Bozkurt B, Kribbs S, Clubb M Jr, et al. Pathophysiologically relevant concentrations of tumor necrosis factor-α promote progressive left ventricular dysfunction and remodeling in rats. Circulation. 1998;97:1382–1391.
Matsumori A, Yamada T, Suzuh H, et al. Increased circulating cytokines in patients with myocarditis and cardiomyopathy. Br Heart J. 1994;72:561–566.
Torre-Amione G, Kapadia S, Lee J, et al. Tumor necrosis factor-α and tumor necrosis factor receptors in the failing human heart. Circulation. 1996;93:704–711.
Nakamura K, Mihara K. Inhibitory effects of neonatal rat cardiac myocyte hypertrophy induced by tumor necrosis factor-alpha and angiotensin II. Circulation. 1998;98:794–799.
Yokohama T, Nakano M, Bednarozyk JL, et al. Tumor necrosis factor-alpha provokes a hypertrophic growth response in adult cardiac myocytes. Circulation. 1997;95:1247–1252.
Krayenbuehl HP, Hess OM, Monrad ES, et al. Left ventricular myocardial structure in aortic valve disease before, intermediate, and late after aortic valve replacement. Circulation. 1989;79:744–755.

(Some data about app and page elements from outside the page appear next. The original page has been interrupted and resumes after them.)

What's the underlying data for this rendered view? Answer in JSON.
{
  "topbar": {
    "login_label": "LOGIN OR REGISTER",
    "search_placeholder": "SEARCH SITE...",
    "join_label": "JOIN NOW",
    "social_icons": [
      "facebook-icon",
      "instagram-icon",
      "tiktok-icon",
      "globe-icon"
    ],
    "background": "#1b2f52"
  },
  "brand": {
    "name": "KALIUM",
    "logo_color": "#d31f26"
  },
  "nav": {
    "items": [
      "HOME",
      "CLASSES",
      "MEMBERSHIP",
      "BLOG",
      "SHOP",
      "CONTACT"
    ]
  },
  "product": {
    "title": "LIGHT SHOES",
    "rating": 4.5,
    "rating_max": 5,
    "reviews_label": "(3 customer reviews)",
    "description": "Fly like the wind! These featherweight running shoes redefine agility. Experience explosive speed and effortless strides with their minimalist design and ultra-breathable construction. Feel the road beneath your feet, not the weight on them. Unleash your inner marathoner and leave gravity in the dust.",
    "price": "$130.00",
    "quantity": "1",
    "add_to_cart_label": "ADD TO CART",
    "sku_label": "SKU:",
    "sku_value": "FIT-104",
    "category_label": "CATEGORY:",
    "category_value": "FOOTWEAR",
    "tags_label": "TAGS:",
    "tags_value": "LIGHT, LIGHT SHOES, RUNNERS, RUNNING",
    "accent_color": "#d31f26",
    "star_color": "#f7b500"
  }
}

Brilla CG, Maisch B, Weber KT. Renin-angiotensin system and myocardial collagen matrix remodeling in hypertensive heart disease: in vivo and in vitro studies on collagen matrix regulation. Clin Invest. 1993;71(suppl 5):S35–S41.